→ **Prompt**:
In the records below, find each line with the word "duration" and copy it.
[Start of Attachment]
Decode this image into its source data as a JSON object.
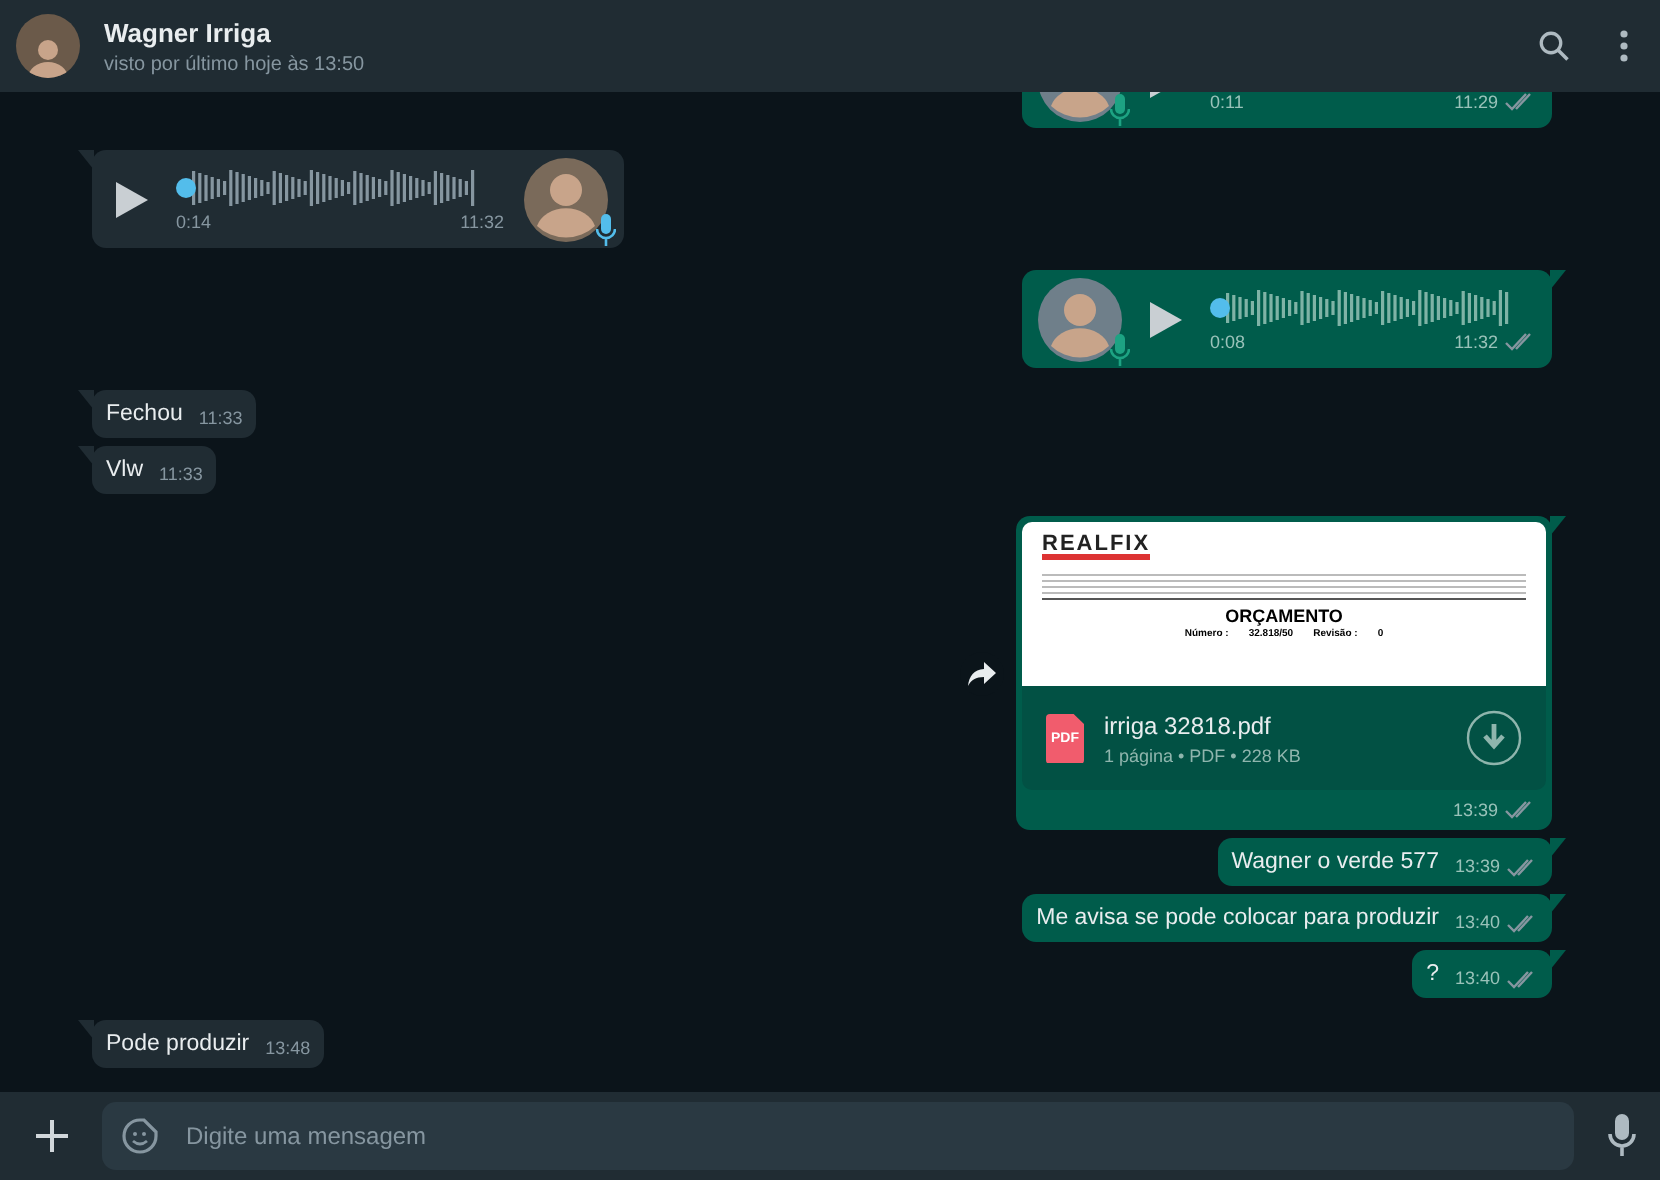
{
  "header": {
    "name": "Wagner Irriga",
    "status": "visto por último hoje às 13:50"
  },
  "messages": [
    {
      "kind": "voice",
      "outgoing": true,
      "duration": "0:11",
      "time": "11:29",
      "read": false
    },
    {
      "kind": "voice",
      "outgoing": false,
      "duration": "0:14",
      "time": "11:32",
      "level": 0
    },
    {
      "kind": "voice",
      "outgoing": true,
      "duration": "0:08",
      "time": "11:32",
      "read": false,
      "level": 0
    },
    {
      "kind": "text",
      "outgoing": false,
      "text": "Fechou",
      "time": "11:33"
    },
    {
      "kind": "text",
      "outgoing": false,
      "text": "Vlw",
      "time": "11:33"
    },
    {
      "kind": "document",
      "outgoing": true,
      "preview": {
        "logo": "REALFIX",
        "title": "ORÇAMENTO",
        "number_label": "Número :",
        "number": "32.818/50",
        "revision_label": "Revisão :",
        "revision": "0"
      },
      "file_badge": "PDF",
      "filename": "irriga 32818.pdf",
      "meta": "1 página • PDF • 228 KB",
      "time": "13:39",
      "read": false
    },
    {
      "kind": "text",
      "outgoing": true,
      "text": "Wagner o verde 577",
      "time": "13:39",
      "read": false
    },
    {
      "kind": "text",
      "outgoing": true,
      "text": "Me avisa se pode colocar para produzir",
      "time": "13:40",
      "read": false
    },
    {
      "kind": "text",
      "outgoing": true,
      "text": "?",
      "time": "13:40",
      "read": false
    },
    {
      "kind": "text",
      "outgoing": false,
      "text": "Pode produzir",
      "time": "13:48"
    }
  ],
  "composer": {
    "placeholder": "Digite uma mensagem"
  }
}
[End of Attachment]
→ **Exercise result**:
      "duration": "0:11",
      "duration": "0:14",
      "duration": "0:08",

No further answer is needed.